[WHAT YOU NEED TO DO]:
Would you retype every line below without changing anything?

[PROVIDED DATA]:

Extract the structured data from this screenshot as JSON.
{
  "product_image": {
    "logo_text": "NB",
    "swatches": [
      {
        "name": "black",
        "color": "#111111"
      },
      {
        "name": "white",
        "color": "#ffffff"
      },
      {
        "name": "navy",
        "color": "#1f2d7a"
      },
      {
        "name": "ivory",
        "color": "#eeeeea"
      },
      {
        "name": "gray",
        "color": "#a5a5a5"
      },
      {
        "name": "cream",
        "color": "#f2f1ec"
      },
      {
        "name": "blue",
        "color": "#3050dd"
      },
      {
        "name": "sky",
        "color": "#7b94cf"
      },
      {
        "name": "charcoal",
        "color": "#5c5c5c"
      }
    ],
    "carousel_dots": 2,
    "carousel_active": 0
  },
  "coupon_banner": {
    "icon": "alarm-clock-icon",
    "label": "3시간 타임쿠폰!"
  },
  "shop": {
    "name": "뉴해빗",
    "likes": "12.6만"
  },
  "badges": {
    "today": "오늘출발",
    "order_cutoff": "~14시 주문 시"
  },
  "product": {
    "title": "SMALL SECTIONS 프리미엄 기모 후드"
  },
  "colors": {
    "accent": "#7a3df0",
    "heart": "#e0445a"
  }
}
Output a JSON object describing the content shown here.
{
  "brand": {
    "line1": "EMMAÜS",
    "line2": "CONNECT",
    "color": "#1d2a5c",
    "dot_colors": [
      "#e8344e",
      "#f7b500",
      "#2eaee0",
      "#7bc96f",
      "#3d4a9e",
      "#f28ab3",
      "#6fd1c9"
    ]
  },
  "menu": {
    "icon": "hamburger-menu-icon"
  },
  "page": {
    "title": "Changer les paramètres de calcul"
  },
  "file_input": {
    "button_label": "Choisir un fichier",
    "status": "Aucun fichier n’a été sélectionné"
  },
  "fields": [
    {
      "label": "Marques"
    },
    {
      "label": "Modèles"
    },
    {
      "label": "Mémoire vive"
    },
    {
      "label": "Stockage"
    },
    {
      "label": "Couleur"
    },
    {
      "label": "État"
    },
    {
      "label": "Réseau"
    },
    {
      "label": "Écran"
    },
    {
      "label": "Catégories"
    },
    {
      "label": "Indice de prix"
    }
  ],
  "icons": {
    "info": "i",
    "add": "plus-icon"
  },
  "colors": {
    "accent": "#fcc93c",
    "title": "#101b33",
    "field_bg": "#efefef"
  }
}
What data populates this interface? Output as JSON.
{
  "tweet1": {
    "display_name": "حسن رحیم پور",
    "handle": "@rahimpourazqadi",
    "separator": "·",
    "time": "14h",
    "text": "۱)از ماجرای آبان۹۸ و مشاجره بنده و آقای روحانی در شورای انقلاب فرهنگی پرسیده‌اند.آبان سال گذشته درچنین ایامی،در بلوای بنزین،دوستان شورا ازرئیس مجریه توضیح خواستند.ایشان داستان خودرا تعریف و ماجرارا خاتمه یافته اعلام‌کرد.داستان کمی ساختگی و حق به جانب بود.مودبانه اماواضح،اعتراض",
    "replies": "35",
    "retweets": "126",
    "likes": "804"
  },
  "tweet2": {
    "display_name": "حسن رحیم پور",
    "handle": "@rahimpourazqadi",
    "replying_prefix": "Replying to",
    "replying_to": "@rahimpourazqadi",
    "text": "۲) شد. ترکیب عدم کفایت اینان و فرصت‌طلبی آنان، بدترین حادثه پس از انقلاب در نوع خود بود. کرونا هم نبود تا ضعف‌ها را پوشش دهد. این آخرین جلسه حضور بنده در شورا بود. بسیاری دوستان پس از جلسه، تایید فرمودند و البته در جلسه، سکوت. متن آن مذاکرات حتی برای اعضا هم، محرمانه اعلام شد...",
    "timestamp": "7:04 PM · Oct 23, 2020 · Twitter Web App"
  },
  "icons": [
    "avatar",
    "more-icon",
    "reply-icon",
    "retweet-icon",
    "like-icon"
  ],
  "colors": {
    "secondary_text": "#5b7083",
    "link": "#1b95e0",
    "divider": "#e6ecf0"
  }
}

[ANSWER TO THIS PROBLEM]:
Extract the structured data from this screenshot as JSON.
{
  "product_image": {
    "logo_text": "NB",
    "swatches": [
      {
        "name": "black",
        "color": "#111111"
      },
      {
        "name": "white",
        "color": "#ffffff"
      },
      {
        "name": "navy",
        "color": "#1f2d7a"
      },
      {
        "name": "ivory",
        "color": "#eeeeea"
      },
      {
        "name": "gray",
        "color": "#a5a5a5"
      },
      {
        "name": "cream",
        "color": "#f2f1ec"
      },
      {
        "name": "blue",
        "color": "#3050dd"
      },
      {
        "name": "sky",
        "color": "#7b94cf"
      },
      {
        "name": "charcoal",
        "color": "#5c5c5c"
      }
    ],
    "carousel_dots": 2,
    "carousel_active": 0
  },
  "coupon_banner": {
    "icon": "alarm-clock-icon",
    "label": "3시간 타임쿠폰!"
  },
  "shop": {
    "name": "뉴해빗",
    "likes": "12.6만"
  },
  "badges": {
    "today": "오늘출발",
    "order_cutoff": "~14시 주문 시"
  },
  "product": {
    "title": "SMALL SECTIONS 프리미엄 기모 후드"
  },
  "colors": {
    "accent": "#7a3df0",
    "heart": "#e0445a"
  }
}
Output a JSON object describing the content shown here.
{
  "brand": {
    "line1": "EMMAÜS",
    "line2": "CONNECT",
    "color": "#1d2a5c",
    "dot_colors": [
      "#e8344e",
      "#f7b500",
      "#2eaee0",
      "#7bc96f",
      "#3d4a9e",
      "#f28ab3",
      "#6fd1c9"
    ]
  },
  "menu": {
    "icon": "hamburger-menu-icon"
  },
  "page": {
    "title": "Changer les paramètres de calcul"
  },
  "file_input": {
    "button_label": "Choisir un fichier",
    "status": "Aucun fichier n’a été sélectionné"
  },
  "fields": [
    {
      "label": "Marques"
    },
    {
      "label": "Modèles"
    },
    {
      "label": "Mémoire vive"
    },
    {
      "label": "Stockage"
    },
    {
      "label": "Couleur"
    },
    {
      "label": "État"
    },
    {
      "label": "Réseau"
    },
    {
      "label": "Écran"
    },
    {
      "label": "Catégories"
    },
    {
      "label": "Indice de prix"
    }
  ],
  "icons": {
    "info": "i",
    "add": "plus-icon"
  },
  "colors": {
    "accent": "#fcc93c",
    "title": "#101b33",
    "field_bg": "#efefef"
  }
}
What data populates this interface? Output as JSON.
{
  "tweet1": {
    "display_name": "حسن رحیم پور",
    "handle": "@rahimpourazqadi",
    "separator": "·",
    "time": "14h",
    "text": "۱)از ماجرای آبان۹۸ و مشاجره بنده و آقای روحانی در شورای انقلاب فرهنگی پرسیده‌اند.آبان سال گذشته درچنین ایامی،در بلوای بنزین،دوستان شورا ازرئیس مجریه توضیح خواستند.ایشان داستان خودرا تعریف و ماجرارا خاتمه یافته اعلام‌کرد.داستان کمی ساختگی و حق به جانب بود.مودبانه اماواضح،اعتراض",
    "replies": "35",
    "retweets": "126",
    "likes": "804"
  },
  "tweet2": {
    "display_name": "حسن رحیم پور",
    "handle": "@rahimpourazqadi",
    "replying_prefix": "Replying to",
    "replying_to": "@rahimpourazqadi",
    "text": "۲) شد. ترکیب عدم کفایت اینان و فرصت‌طلبی آنان، بدترین حادثه پس از انقلاب در نوع خود بود. کرونا هم نبود تا ضعف‌ها را پوشش دهد. این آخرین جلسه حضور بنده در شورا بود. بسیاری دوستان پس از جلسه، تایید فرمودند و البته در جلسه، سکوت. متن آن مذاکرات حتی برای اعضا هم، محرمانه اعلام شد...",
    "timestamp": "7:04 PM · Oct 23, 2020 · Twitter Web App"
  },
  "icons": [
    "avatar",
    "more-icon",
    "reply-icon",
    "retweet-icon",
    "like-icon"
  ],
  "colors": {
    "secondary_text": "#5b7083",
    "link": "#1b95e0",
    "divider": "#e6ecf0"
  }
}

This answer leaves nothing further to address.